Wednesday, 21 May 2008

Recent Depreciation in Exchange Rate: Its Implications

In few weeks Rs/$ exchange rate has shot up to above Rs.69/$ from Rs.62/$, which has some serious implications. Though people might say that these are only short term but as argued by Eichner (1979) that problems in short periods give rise to all the serious problems of the economy thus we cannot ignore the implications which could be very serious in the long run, e.g., with a high debt in dollars, increase in exchange rate means our debt in rupee terms has increased as well.
Increase in exchange rate directly affects prices through increase in prices of imported products, which may include food products. Indirectly it affects through increase in the bill (in Rs.) for oil. Prices of oil are creping up to $127/barrel, which is increasing cost of production and depreciation in exchange rate creates a double impact on the cost of production. Increase in cost of production thus increases the domestic prices. However, how much it will increase prices is a major question.
Increase in cost of production will decrease profitability and investment, which directly affects GDP. Decrease in investment affects employment generation as well, which decrease the wage rate because the unemployment will be involuntary.
Moreover, increase in prices lead to decrease in real wages, and decrease in the welfare level of the people. Decrease in purchasing power leads to decrease in consumption, which has the major share in GDP.
On the other hand, it is good to let exchange rate float in the market which was overvalued for the last three years at least. Because foreign exchange intervention in the open market has its on drawbacks. Theoretically, free float removes the imbalances in balance of payment but it can only be done if there are no market discrepancies but in a country like Pakistan we need to think it twice whether it is true or not given the current circumstances. There are certain other advantages of floating exchange rate, e.g., we can use monetary policy effectively, we do not need to change our trade policy very often etc.
However we need to think whether there is a need to stabilize exchange rate at some par value or within some range or let it float wherever it goes. Does stability in exchange rate in Pakistan has fruitful affects on economy or we need to know some threshold level of stability in exchange rate. In the presence of supply shock, e.g. oil price shock, can we keep exchange rate at some par value or within some range. Above all, Is there any pass – through effect of exchange rate on prices because Hyder and Shah (2004) concluded that there is a moderate effect of exchange rate on CPI but stronger in case of WPI.

Comments are always welcome
References
Eichner, A. S. (1979), “A Guide to Post Keynesian Economics”, Edited by A. S. Eichner, M. E. Sharper, INC, New York
Hyder, Z. and S. Shah (2004), “Exchange Rate Pass – Through to Domestic Prices in Pakistan, Working Paper #5, State Bank of Pakistan.

1 comment:

Vaqar said...

I guess for the time being the question for developing economies is: how do we deal with the pass-through effect under a global recession?

The short run economic difficulties boil down to three fundamental issues.

1) Non-syncronisation between International Financial Markets (global expectations) and Demand Management Policies (domestic expectations). The fact that oil and food prices were rising in a slow-poisioning manner, has given most countries the chance to make adjustments (soft-landing).

2) Commodity market speculators do not share the public sector economist's taste.
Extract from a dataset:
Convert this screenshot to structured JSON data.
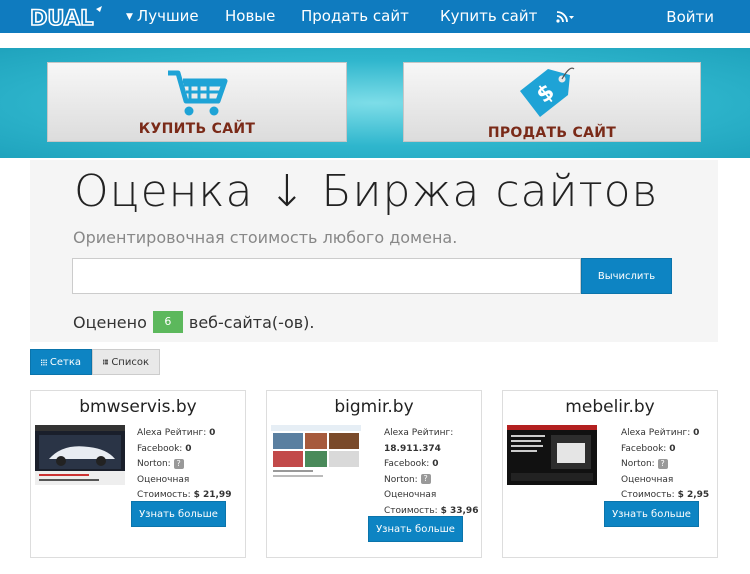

For the later to be effective, they have to bring forward an answer to exogenous shocks that the former can't anticipate (at least in the very short-run). The fact that most governments and multilaterals have shown a knee-jerk reaction type in response to the global BoP and growth crises, has allowed the select group (speculators) to reap extraordinary gains.

3) Is the rising cost of imported energy making the governments richer? We see the taxes on oil and petro-products have contributed greatly to the government kitty. Furthermore the slashing of subsidies also increases the government savings. Ultimately the question becomes: What does the government do with these short to medium term gains?